Moody’s sees deeper economic contraction in PH

Published September 3, 2020, 3:42 PM

by Chino S. Leyco

Debt-watcher Moody’s Investors Service has lowered its economic forecast for the Philippines following the deep contraction seen in the second-quarter due to the coronavirus pandemic.

In its credit opinion released yesterday, Moody’s said that the country’s economy, as measured by the gross domestic product (GDP), is likely to drop by 7.0 percent, deeper than its earlier projection of 4.5 percent contraction.

Citing unfavorable trends in the Philippines, Moody said it needed to revise its forecast as “our projection of an economic recovery in the second half—while still intact—will be less robust than previously assumed.”

Moody’s said the record GDP contraction in April to June, which put the country into a technical recession, reflected the “severe impact” of the enhanced community quarrying on domestic demand.

In the second-quarter, Moody said that household consumption fell 15.5 percent, while gross fixed capital formation plunged 53.5 percent, which contributed to a collapse in import demand of around 40 percent.

Exports of goods and services also fell 37 percent during the quitter, reflecting similar pressures on external demand on account of the global pandemic shock, it noted.

But government consumption rose 22.1 percent year-on-year, which Moody’s attributed on “base effects” from weak public spending in the first half of last year due to delays to the implementation of the national budget.

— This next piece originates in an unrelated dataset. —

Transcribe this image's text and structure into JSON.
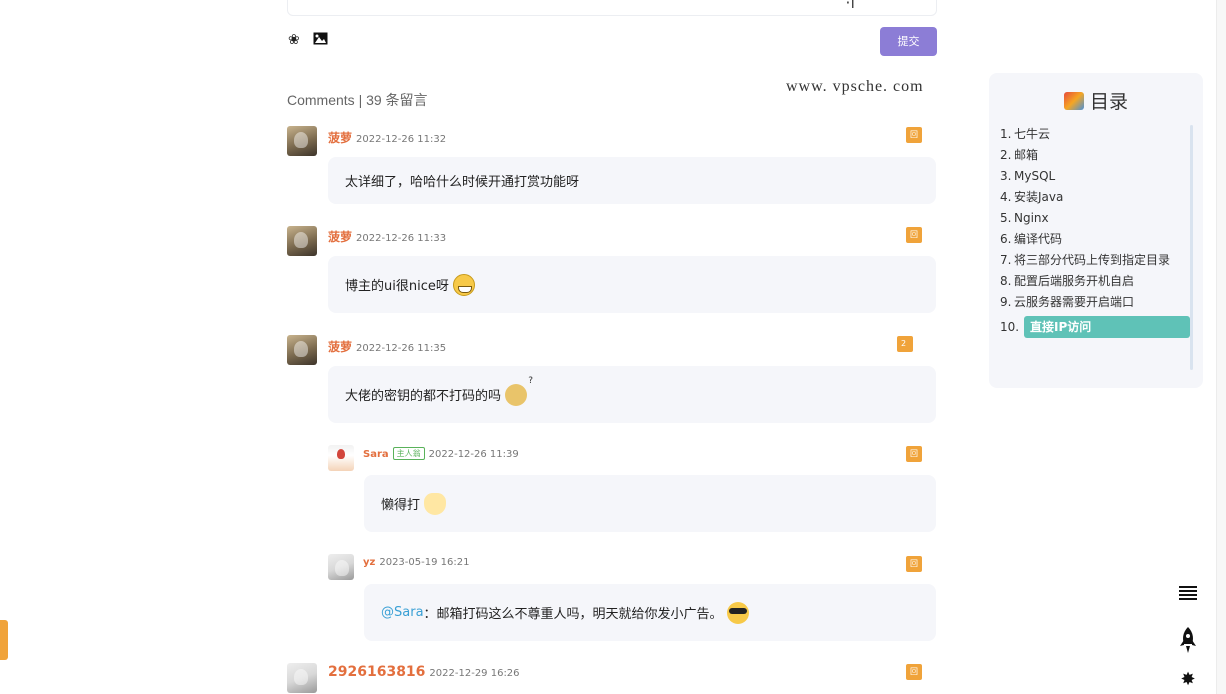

But amid rising coronavirus infections, Moody’s said the government had reimposed tighter containment measures for Metro Manila and surrounding areas during the first two weeks of August that delayed the expected economic recovery.

Curtailment measures have since eased for Metro Manila and adjacent provinces, which have now been placed under general community quarantine, while those for a number of smaller municipalities have been tightened.

“A sharp deterioration in labor market conditions and faltering remittance inflows has weighed on consumer sentiment and spending,” Moody’s said. Unemployment rate rose to a record 17.7 percent in the second-quarter of 2020, overseas Filipino remittances fell 9.9 percent year-on-year during the period.

“Combining this view with the sharp contraction over the first six months of 2020, we have lowered our full-year real GDP growth forecast to a contraction of 7.0 percent, down from our earlier expectation of a 4.5 percent drop,” Moody’s said.